Each year in the United States, thousands of preschool children are suspended or expelled from their early childhood care and education programs. In the last several years, as attention has grown on this issue, states and local communities have responded, but still over half of the states either explicitly allow expulsion or pass it to the local level.
ICS is proud to release two briefs addressing the scope and importance of addressing preschool suspension and expulsion.
In Preschool Suspension and Expulsion: Defining the Issues, ICS Senior Fellow and Clemson Professor Emerita Dee Stegelin summarizes the state of the field, including how exclusionary discipline practices impact children, families, and communities, as well as an overview of current policies and initiatives to reduce the use of these practices. This brief concludes with a discussion of what is next for the field in targeting this need, and resources for practitioners.

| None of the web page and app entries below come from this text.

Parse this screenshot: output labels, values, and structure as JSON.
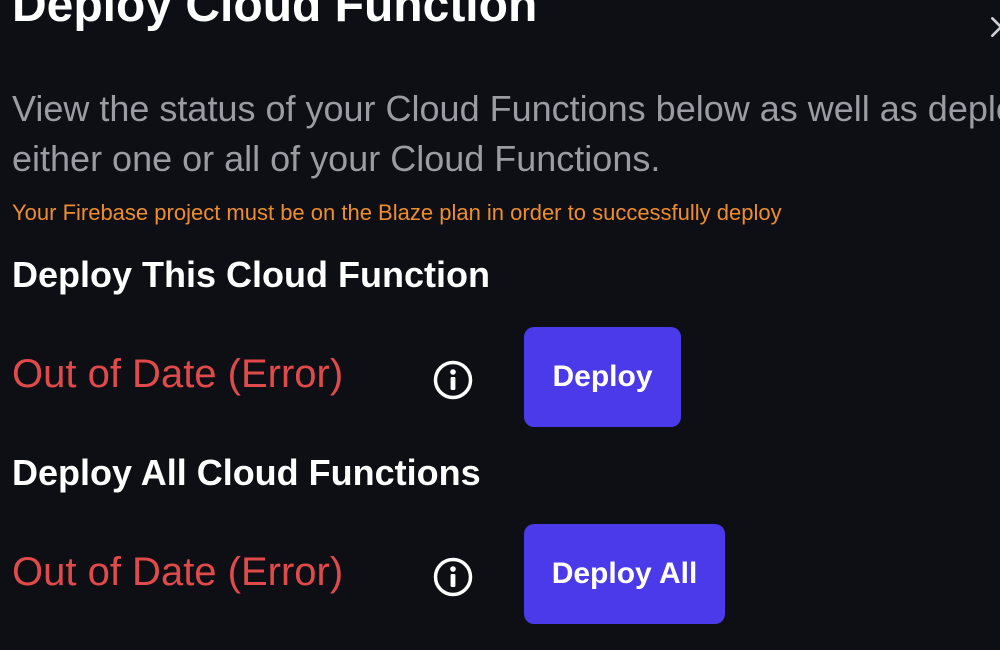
{
  "dialog": {
    "title": "Deploy Cloud Function",
    "description": "View the status of your Cloud Functions below as well as deploy either one or all of your Cloud Functions.",
    "warning": "Your Firebase project must be on the Blaze plan in order to successfully deploy"
  },
  "deploy_single": {
    "heading": "Deploy This Cloud Function",
    "status": "Out of Date (Error)",
    "button_label": "Deploy"
  },
  "deploy_all": {
    "heading": "Deploy All Cloud Functions",
    "status": "Out of Date (Error)",
    "button_label": "Deploy All"
  },
  "colors": {
    "background": "#0e0f14",
    "error": "#e04a4a",
    "warning": "#ee8d2c",
    "primary_button": "#4a3aea",
    "muted_text": "#9a9ba3"
  },
  "icons": [
    "close-icon",
    "info-icon"
  ]
}
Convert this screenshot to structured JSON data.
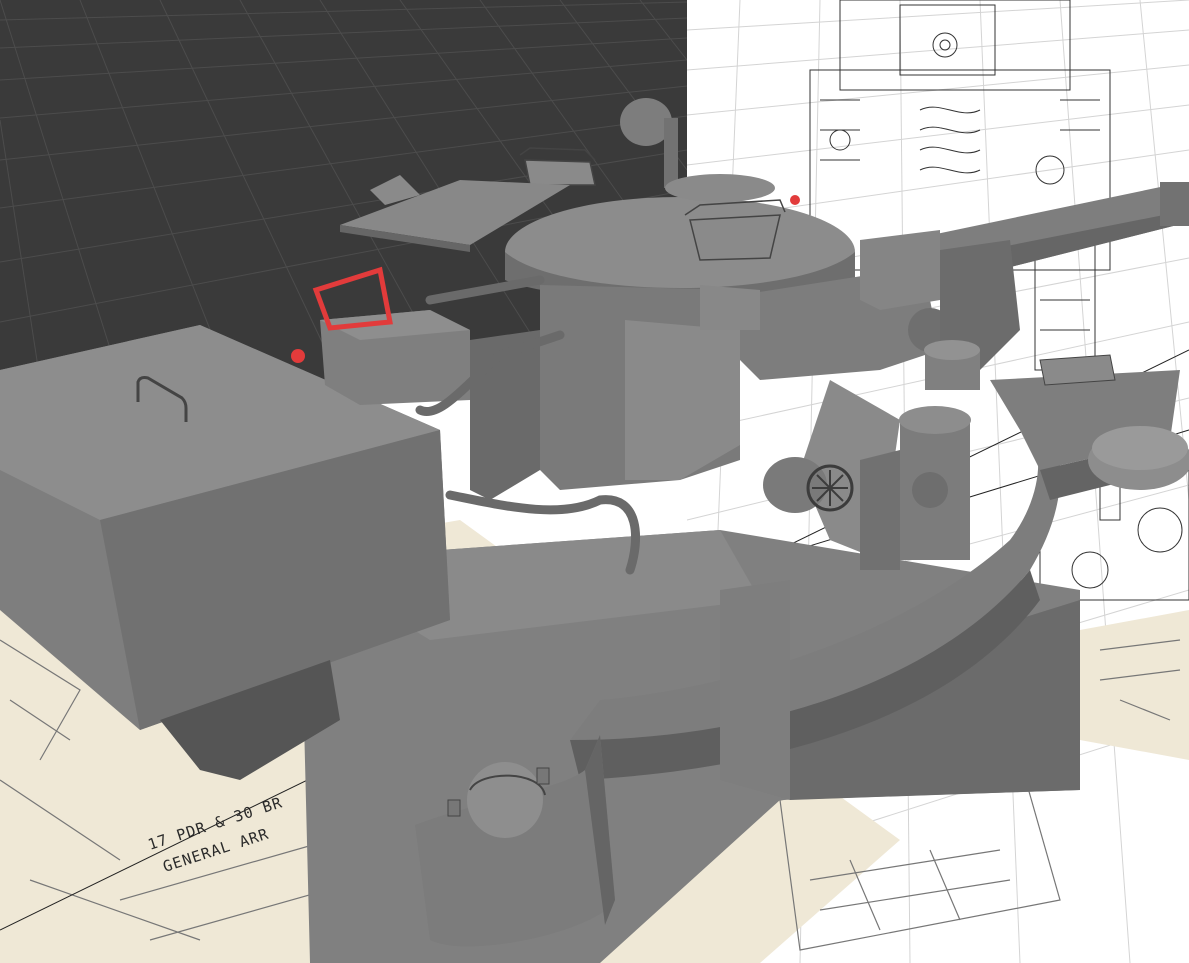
{
  "viewport": {
    "background_dark": "#3a3a3a",
    "background_light": "#ffffff",
    "grid_dark": "#4c4c4c",
    "grid_light": "#cfcfcf",
    "model_color": "#7a7a7a",
    "model_shadow": "#5e5e5e",
    "model_highlight": "#8e8e8e",
    "selection_color": "#e23b3b",
    "paper_color": "#efe8d6"
  },
  "blueprint": {
    "line1": "17 PDR & 30 BR",
    "line2": "GENERAL ARR"
  }
}
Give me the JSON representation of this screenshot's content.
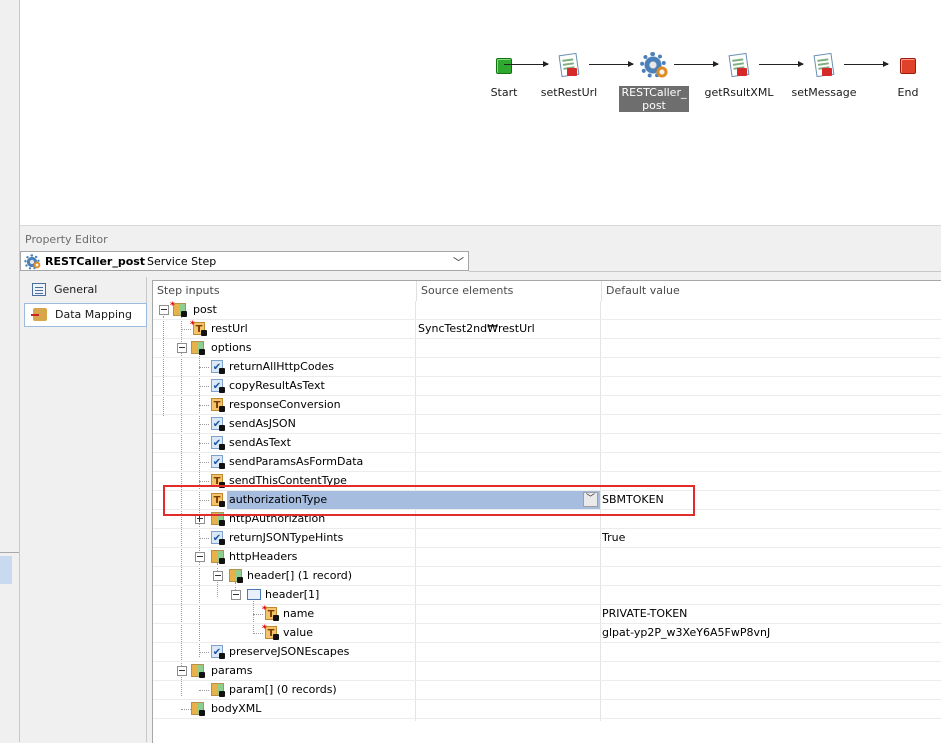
{
  "workflow": {
    "nodes": [
      {
        "label": "Start"
      },
      {
        "label": "setRestUrl"
      },
      {
        "label": "RESTCaller_\npost"
      },
      {
        "label": "getRsultXML"
      },
      {
        "label": "setMessage"
      },
      {
        "label": "End"
      }
    ]
  },
  "property_editor": {
    "title": "Property Editor",
    "step_name": "RESTCaller_post",
    "step_type": "Service Step",
    "tabs": [
      {
        "label": "General"
      },
      {
        "label": "Data Mapping"
      }
    ]
  },
  "grid": {
    "headers": {
      "step_inputs": "Step inputs",
      "source_elements": "Source elements",
      "default_value": "Default value"
    },
    "rows": [
      {
        "name": "post",
        "source": "",
        "default": ""
      },
      {
        "name": "restUrl",
        "source": "SyncTest2nd₩restUrl",
        "default": ""
      },
      {
        "name": "options",
        "source": "",
        "default": ""
      },
      {
        "name": "returnAllHttpCodes",
        "source": "",
        "default": ""
      },
      {
        "name": "copyResultAsText",
        "source": "",
        "default": ""
      },
      {
        "name": "responseConversion",
        "source": "",
        "default": ""
      },
      {
        "name": "sendAsJSON",
        "source": "",
        "default": ""
      },
      {
        "name": "sendAsText",
        "source": "",
        "default": ""
      },
      {
        "name": "sendParamsAsFormData",
        "source": "",
        "default": ""
      },
      {
        "name": "sendThisContentType",
        "source": "",
        "default": ""
      },
      {
        "name": "authorizationType",
        "source": "",
        "default": "SBMTOKEN"
      },
      {
        "name": "httpAuthorization",
        "source": "",
        "default": ""
      },
      {
        "name": "returnJSONTypeHints",
        "source": "",
        "default": "True"
      },
      {
        "name": "httpHeaders",
        "source": "",
        "default": ""
      },
      {
        "name": "header[] (1 record)",
        "source": "",
        "default": ""
      },
      {
        "name": "header[1]",
        "source": "",
        "default": ""
      },
      {
        "name": "name",
        "source": "",
        "default": "PRIVATE-TOKEN"
      },
      {
        "name": "value",
        "source": "",
        "default": "glpat-yp2P_w3XeY6A5FwP8vnJ"
      },
      {
        "name": "preserveJSONEscapes",
        "source": "",
        "default": ""
      },
      {
        "name": "params",
        "source": "",
        "default": ""
      },
      {
        "name": "param[] (0 records)",
        "source": "",
        "default": ""
      },
      {
        "name": "bodyXML",
        "source": "",
        "default": ""
      }
    ]
  }
}
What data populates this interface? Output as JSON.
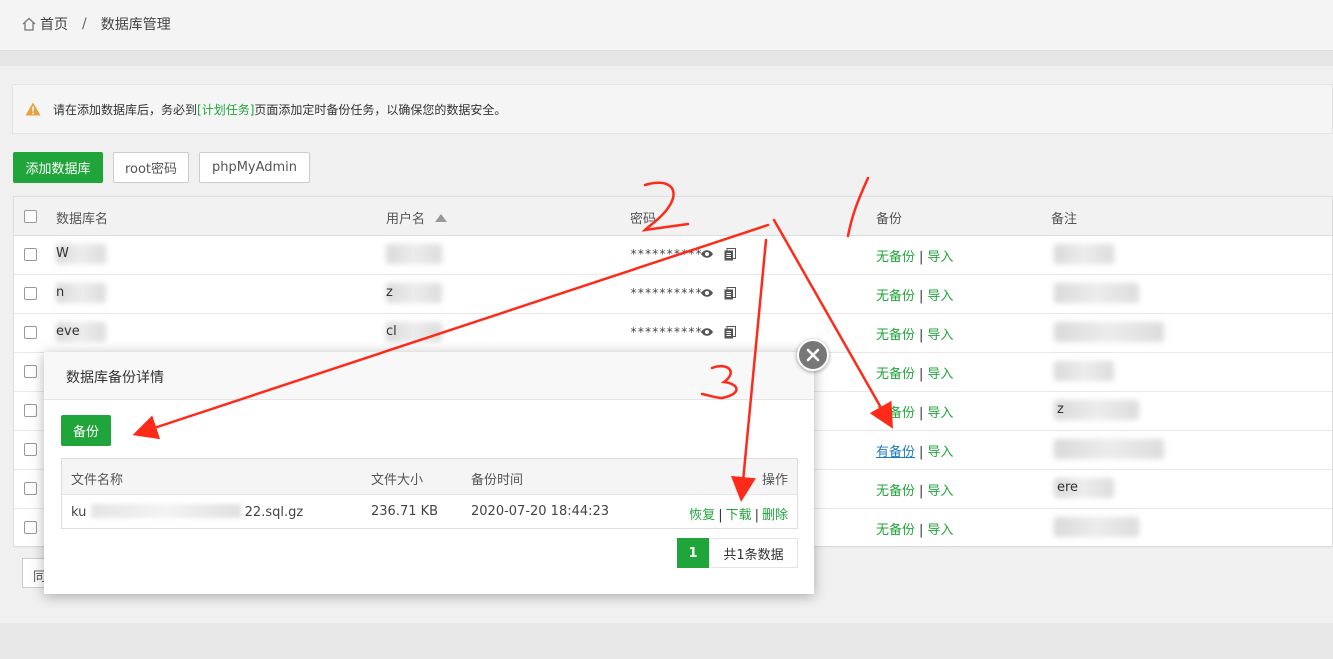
{
  "breadcrumb": {
    "home": "首页",
    "separator": "/",
    "current": "数据库管理"
  },
  "alert": {
    "prefix": "请在添加数据库后，务必到",
    "link": "[计划任务]",
    "suffix": "页面添加定时备份任务，以确保您的数据安全。"
  },
  "toolbar": {
    "add_db": "添加数据库",
    "root_pw": "root密码",
    "phpmyadmin": "phpMyAdmin"
  },
  "table": {
    "headers": {
      "name": "数据库名",
      "user": "用户名",
      "password": "密码",
      "backup": "备份",
      "note": "备注"
    },
    "rows": [
      {
        "name": "W",
        "user": "",
        "password": "**********",
        "backup": "无备份",
        "import": "导入",
        "note": ""
      },
      {
        "name": "n",
        "user": "z",
        "password": "**********",
        "backup": "无备份",
        "import": "导入",
        "note": ""
      },
      {
        "name": "eve",
        "user": "cl",
        "password": "**********",
        "backup": "无备份",
        "import": "导入",
        "note": ""
      },
      {
        "name": "",
        "user": "",
        "password": "",
        "backup": "无备份",
        "import": "导入",
        "note": ""
      },
      {
        "name": "",
        "user": "",
        "password": "",
        "backup": "无备份",
        "import": "导入",
        "note": "z"
      },
      {
        "name": "",
        "user": "",
        "password": "",
        "backup": "有备份",
        "import": "导入",
        "note": ""
      },
      {
        "name": "",
        "user": "",
        "password": "",
        "backup": "无备份",
        "import": "导入",
        "note": "ere"
      },
      {
        "name": "",
        "user": "",
        "password": "",
        "backup": "无备份",
        "import": "导入",
        "note": ""
      }
    ],
    "separator": "|"
  },
  "pager_fragment": "同",
  "modal": {
    "title": "数据库备份详情",
    "backup_button": "备份",
    "headers": {
      "filename": "文件名称",
      "size": "文件大小",
      "time": "备份时间",
      "ops": "操作"
    },
    "rows": [
      {
        "filename_start": "ku",
        "filename_end": "22.sql.gz",
        "size": "236.71 KB",
        "time": "2020-07-20 18:44:23",
        "restore": "恢复",
        "download": "下载",
        "delete": "删除"
      }
    ],
    "pagination": {
      "current": "1",
      "total": "共1条数据"
    }
  },
  "annotations": {
    "one": "1",
    "two": "2",
    "three": "3"
  },
  "colors": {
    "accent": "#20a53a",
    "annotation": "#ff2a1a"
  }
}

Exploring the prevalence of suspension and expulsion practices in child care settings in South Carolina, a new research study from Heather Smith Googe of the University of South Carolina and Herman Knopf of the University of Florida, reports on the prevalence of suspension and expulsion amongst licensed and registered child care providers in South Carolina. This first-of-its-kind research in the state reports on differences between setting types as well as age of the child. Understanding the scope of the issue in South Carolina is the first step to helping early childhood providers move towards more inclusive methods of addressing challenging behaviors.